Please output the full listing, character for character.

----

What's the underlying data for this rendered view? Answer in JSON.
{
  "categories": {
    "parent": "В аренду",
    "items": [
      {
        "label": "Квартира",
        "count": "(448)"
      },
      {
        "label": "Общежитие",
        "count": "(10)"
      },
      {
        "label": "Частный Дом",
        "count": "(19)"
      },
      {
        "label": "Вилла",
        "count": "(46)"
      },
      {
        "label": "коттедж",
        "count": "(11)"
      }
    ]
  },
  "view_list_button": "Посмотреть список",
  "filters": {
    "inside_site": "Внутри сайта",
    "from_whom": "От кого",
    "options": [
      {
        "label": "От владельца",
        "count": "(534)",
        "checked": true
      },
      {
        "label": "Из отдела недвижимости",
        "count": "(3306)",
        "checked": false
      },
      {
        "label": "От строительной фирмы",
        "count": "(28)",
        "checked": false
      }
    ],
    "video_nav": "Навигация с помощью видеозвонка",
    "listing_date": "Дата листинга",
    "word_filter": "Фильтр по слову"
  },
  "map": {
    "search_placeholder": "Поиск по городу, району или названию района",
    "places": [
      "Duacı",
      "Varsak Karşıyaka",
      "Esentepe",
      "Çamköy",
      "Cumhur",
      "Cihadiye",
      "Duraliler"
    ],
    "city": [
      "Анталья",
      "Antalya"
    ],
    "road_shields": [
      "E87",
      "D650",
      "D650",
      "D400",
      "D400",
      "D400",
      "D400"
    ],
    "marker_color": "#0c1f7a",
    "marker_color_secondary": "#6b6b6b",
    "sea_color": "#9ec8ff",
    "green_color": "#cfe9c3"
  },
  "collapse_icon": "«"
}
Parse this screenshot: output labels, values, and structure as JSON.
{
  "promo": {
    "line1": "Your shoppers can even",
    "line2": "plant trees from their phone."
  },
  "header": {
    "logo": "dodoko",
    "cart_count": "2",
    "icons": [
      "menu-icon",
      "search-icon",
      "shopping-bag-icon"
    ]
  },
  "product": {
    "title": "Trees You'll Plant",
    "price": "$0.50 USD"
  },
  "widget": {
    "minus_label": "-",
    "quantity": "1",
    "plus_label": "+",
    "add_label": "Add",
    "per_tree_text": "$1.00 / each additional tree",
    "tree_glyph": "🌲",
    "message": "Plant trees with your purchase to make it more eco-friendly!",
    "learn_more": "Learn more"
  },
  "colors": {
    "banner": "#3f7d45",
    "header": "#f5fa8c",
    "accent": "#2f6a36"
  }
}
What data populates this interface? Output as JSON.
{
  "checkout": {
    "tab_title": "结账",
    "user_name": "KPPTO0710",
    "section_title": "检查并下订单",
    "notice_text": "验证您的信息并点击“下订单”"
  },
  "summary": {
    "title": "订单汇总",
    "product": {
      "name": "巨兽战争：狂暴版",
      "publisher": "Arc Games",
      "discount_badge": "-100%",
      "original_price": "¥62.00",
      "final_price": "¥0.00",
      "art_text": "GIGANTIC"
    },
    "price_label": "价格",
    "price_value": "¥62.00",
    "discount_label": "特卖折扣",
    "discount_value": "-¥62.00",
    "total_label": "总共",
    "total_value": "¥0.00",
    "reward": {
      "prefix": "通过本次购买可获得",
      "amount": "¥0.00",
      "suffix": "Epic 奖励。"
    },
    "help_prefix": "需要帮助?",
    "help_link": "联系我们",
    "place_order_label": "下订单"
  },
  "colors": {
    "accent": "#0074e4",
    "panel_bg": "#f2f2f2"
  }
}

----

__Written response__
What's the underlying data for this rendered view? Answer in JSON.
{
  "categories": {
    "parent": "В аренду",
    "items": [
      {
        "label": "Квартира",
        "count": "(448)"
      },
      {
        "label": "Общежитие",
        "count": "(10)"
      },
      {
        "label": "Частный Дом",
        "count": "(19)"
      },
      {
        "label": "Вилла",
        "count": "(46)"
      },
      {
        "label": "коттедж",
        "count": "(11)"
      }
    ]
  },
  "view_list_button": "Посмотреть список",
  "filters": {
    "inside_site": "Внутри сайта",
    "from_whom": "От кого",
    "options": [
      {
        "label": "От владельца",
        "count": "(534)",
        "checked": true
      },
      {
        "label": "Из отдела недвижимости",
        "count": "(3306)",
        "checked": false
      },
      {
        "label": "От строительной фирмы",
        "count": "(28)",
        "checked": false
      }
    ],
    "video_nav": "Навигация с помощью видеозвонка",
    "listing_date": "Дата листинга",
    "word_filter": "Фильтр по слову"
  },
  "map": {
    "search_placeholder": "Поиск по городу, району или названию района",
    "places": [
      "Duacı",
      "Varsak Karşıyaka",
      "Esentepe",
      "Çamköy",
      "Cumhur",
      "Cihadiye",
      "Duraliler"
    ],
    "city": [
      "Анталья",
      "Antalya"
    ],
    "road_shields": [
      "E87",
      "D650",
      "D650",
      "D400",
      "D400",
      "D400",
      "D400"
    ],
    "marker_color": "#0c1f7a",
    "marker_color_secondary": "#6b6b6b",
    "sea_color": "#9ec8ff",
    "green_color": "#cfe9c3"
  },
  "collapse_icon": "«"
}
Parse this screenshot: output labels, values, and structure as JSON.
{
  "promo": {
    "line1": "Your shoppers can even",
    "line2": "plant trees from their phone."
  },
  "header": {
    "logo": "dodoko",
    "cart_count": "2",
    "icons": [
      "menu-icon",
      "search-icon",
      "shopping-bag-icon"
    ]
  },
  "product": {
    "title": "Trees You'll Plant",
    "price": "$0.50 USD"
  },
  "widget": {
    "minus_label": "-",
    "quantity": "1",
    "plus_label": "+",
    "add_label": "Add",
    "per_tree_text": "$1.00 / each additional tree",
    "tree_glyph": "🌲",
    "message": "Plant trees with your purchase to make it more eco-friendly!",
    "learn_more": "Learn more"
  },
  "colors": {
    "banner": "#3f7d45",
    "header": "#f5fa8c",
    "accent": "#2f6a36"
  }
}
What data populates this interface? Output as JSON.
{
  "checkout": {
    "tab_title": "结账",
    "user_name": "KPPTO0710",
    "section_title": "检查并下订单",
    "notice_text": "验证您的信息并点击“下订单”"
  },
  "summary": {
    "title": "订单汇总",
    "product": {
      "name": "巨兽战争：狂暴版",
      "publisher": "Arc Games",
      "discount_badge": "-100%",
      "original_price": "¥62.00",
      "final_price": "¥0.00",
      "art_text": "GIGANTIC"
    },
    "price_label": "价格",
    "price_value": "¥62.00",
    "discount_label": "特卖折扣",
    "discount_value": "-¥62.00",
    "total_label": "总共",
    "total_value": "¥0.00",
    "reward": {
      "prefix": "通过本次购买可获得",
      "amount": "¥0.00",
      "suffix": "Epic 奖励。"
    },
    "help_prefix": "需要帮助?",
    "help_link": "联系我们",
    "place_order_label": "下订单"
  },
  "colors": {
    "accent": "#0074e4",
    "panel_bg": "#f2f2f2"
  }
}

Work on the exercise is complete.